### BRIEF
Each line of the listing below must be set down exactly.

### RECORDS SUPPLIED
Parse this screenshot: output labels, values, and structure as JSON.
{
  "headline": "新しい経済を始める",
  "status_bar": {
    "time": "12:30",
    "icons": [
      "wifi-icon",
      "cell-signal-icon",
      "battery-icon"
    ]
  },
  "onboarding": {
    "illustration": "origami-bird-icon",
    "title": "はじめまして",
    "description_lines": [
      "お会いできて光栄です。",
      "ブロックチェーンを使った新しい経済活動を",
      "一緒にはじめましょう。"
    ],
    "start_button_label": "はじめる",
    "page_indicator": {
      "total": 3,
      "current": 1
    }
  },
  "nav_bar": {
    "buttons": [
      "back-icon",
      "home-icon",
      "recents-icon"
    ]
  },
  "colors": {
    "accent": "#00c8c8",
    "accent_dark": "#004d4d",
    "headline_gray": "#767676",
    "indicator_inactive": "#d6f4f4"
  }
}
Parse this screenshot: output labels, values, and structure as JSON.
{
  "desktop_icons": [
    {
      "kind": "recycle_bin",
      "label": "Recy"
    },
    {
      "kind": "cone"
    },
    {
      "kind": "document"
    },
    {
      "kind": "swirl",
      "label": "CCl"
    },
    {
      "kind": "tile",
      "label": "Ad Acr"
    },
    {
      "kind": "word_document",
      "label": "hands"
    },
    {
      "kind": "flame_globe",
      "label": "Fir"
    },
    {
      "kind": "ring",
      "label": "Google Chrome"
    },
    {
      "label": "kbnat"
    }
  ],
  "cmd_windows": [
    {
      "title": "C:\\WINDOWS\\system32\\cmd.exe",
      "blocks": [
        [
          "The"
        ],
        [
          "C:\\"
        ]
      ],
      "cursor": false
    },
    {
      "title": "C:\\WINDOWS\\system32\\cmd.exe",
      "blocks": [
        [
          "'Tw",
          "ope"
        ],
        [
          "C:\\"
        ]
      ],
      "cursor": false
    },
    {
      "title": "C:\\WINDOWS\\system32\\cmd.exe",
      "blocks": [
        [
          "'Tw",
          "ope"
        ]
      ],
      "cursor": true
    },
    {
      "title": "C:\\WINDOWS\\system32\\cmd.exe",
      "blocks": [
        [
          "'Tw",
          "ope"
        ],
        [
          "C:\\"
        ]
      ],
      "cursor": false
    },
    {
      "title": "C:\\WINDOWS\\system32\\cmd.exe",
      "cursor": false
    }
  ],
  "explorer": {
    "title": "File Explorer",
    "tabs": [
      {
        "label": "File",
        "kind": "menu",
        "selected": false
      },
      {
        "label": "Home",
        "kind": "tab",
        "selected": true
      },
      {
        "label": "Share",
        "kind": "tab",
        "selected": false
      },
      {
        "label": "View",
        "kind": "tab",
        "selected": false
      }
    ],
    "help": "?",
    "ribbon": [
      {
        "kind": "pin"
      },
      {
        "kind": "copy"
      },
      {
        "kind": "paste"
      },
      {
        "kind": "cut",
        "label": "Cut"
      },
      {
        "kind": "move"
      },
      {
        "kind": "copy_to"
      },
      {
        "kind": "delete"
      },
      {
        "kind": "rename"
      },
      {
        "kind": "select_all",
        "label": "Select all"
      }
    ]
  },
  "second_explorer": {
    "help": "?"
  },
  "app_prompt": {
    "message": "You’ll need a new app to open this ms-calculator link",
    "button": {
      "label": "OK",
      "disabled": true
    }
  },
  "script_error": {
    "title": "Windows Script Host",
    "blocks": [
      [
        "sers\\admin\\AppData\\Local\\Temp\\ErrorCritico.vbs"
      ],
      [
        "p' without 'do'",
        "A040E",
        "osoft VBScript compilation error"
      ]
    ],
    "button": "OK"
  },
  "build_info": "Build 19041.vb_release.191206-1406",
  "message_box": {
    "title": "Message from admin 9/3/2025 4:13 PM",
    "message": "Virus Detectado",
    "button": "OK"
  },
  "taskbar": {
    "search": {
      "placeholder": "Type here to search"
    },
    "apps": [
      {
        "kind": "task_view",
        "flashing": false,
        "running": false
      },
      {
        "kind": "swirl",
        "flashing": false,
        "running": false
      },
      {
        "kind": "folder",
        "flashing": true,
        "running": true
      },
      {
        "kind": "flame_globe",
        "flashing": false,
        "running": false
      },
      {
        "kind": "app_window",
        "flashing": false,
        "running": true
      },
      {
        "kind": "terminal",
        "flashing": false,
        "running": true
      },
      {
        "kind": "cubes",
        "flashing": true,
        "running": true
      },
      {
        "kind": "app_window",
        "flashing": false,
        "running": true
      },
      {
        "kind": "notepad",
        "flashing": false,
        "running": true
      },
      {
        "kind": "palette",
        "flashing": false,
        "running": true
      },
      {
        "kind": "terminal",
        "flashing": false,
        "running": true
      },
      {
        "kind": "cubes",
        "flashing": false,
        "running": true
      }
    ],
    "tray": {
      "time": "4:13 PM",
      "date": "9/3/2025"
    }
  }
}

### EXERCISE RESULT
Parse this screenshot: output labels, values, and structure as JSON.
{
  "headline": "新しい経済を始める",
  "status_bar": {
    "time": "12:30",
    "icons": [
      "wifi-icon",
      "cell-signal-icon",
      "battery-icon"
    ]
  },
  "onboarding": {
    "illustration": "origami-bird-icon",
    "title": "はじめまして",
    "description_lines": [
      "お会いできて光栄です。",
      "ブロックチェーンを使った新しい経済活動を",
      "一緒にはじめましょう。"
    ],
    "start_button_label": "はじめる",
    "page_indicator": {
      "total": 3,
      "current": 1
    }
  },
  "nav_bar": {
    "buttons": [
      "back-icon",
      "home-icon",
      "recents-icon"
    ]
  },
  "colors": {
    "accent": "#00c8c8",
    "accent_dark": "#004d4d",
    "headline_gray": "#767676",
    "indicator_inactive": "#d6f4f4"
  }
}
Parse this screenshot: output labels, values, and structure as JSON.
{
  "desktop_icons": [
    {
      "kind": "recycle_bin",
      "label": "Recy"
    },
    {
      "kind": "cone"
    },
    {
      "kind": "document"
    },
    {
      "kind": "swirl",
      "label": "CCl"
    },
    {
      "kind": "tile",
      "label": "Ad Acr"
    },
    {
      "kind": "word_document",
      "label": "hands"
    },
    {
      "kind": "flame_globe",
      "label": "Fir"
    },
    {
      "kind": "ring",
      "label": "Google Chrome"
    },
    {
      "label": "kbnat"
    }
  ],
  "cmd_windows": [
    {
      "title": "C:\\WINDOWS\\system32\\cmd.exe",
      "blocks": [
        [
          "The"
        ],
        [
          "C:\\"
        ]
      ],
      "cursor": false
    },
    {
      "title": "C:\\WINDOWS\\system32\\cmd.exe",
      "blocks": [
        [
          "'Tw",
          "ope"
        ],
        [
          "C:\\"
        ]
      ],
      "cursor": false
    },
    {
      "title": "C:\\WINDOWS\\system32\\cmd.exe",
      "blocks": [
        [
          "'Tw",
          "ope"
        ]
      ],
      "cursor": true
    },
    {
      "title": "C:\\WINDOWS\\system32\\cmd.exe",
      "blocks": [
        [
          "'Tw",
          "ope"
        ],
        [
          "C:\\"
        ]
      ],
      "cursor": false
    },
    {
      "title": "C:\\WINDOWS\\system32\\cmd.exe",
      "cursor": false
    }
  ],
  "explorer": {
    "title": "File Explorer",
    "tabs": [
      {
        "label": "File",
        "kind": "menu",
        "selected": false
      },
      {
        "label": "Home",
        "kind": "tab",
        "selected": true
      },
      {
        "label": "Share",
        "kind": "tab",
        "selected": false
      },
      {
        "label": "View",
        "kind": "tab",
        "selected": false
      }
    ],
    "help": "?",
    "ribbon": [
      {
        "kind": "pin"
      },
      {
        "kind": "copy"
      },
      {
        "kind": "paste"
      },
      {
        "kind": "cut",
        "label": "Cut"
      },
      {
        "kind": "move"
      },
      {
        "kind": "copy_to"
      },
      {
        "kind": "delete"
      },
      {
        "kind": "rename"
      },
      {
        "kind": "select_all",
        "label": "Select all"
      }
    ]
  },
  "second_explorer": {
    "help": "?"
  },
  "app_prompt": {
    "message": "You’ll need a new app to open this ms-calculator link",
    "button": {
      "label": "OK",
      "disabled": true
    }
  },
  "script_error": {
    "title": "Windows Script Host",
    "blocks": [
      [
        "sers\\admin\\AppData\\Local\\Temp\\ErrorCritico.vbs"
      ],
      [
        "p' without 'do'",
        "A040E",
        "osoft VBScript compilation error"
      ]
    ],
    "button": "OK"
  },
  "build_info": "Build 19041.vb_release.191206-1406",
  "message_box": {
    "title": "Message from admin 9/3/2025 4:13 PM",
    "message": "Virus Detectado",
    "button": "OK"
  },
  "taskbar": {
    "search": {
      "placeholder": "Type here to search"
    },
    "apps": [
      {
        "kind": "task_view",
        "flashing": false,
        "running": false
      },
      {
        "kind": "swirl",
        "flashing": false,
        "running": false
      },
      {
        "kind": "folder",
        "flashing": true,
        "running": true
      },
      {
        "kind": "flame_globe",
        "flashing": false,
        "running": false
      },
      {
        "kind": "app_window",
        "flashing": false,
        "running": true
      },
      {
        "kind": "terminal",
        "flashing": false,
        "running": true
      },
      {
        "kind": "cubes",
        "flashing": true,
        "running": true
      },
      {
        "kind": "app_window",
        "flashing": false,
        "running": true
      },
      {
        "kind": "notepad",
        "flashing": false,
        "running": true
      },
      {
        "kind": "palette",
        "flashing": false,
        "running": true
      },
      {
        "kind": "terminal",
        "flashing": false,
        "running": true
      },
      {
        "kind": "cubes",
        "flashing": false,
        "running": true
      }
    ],
    "tray": {
      "time": "4:13 PM",
      "date": "9/3/2025"
    }
  }
}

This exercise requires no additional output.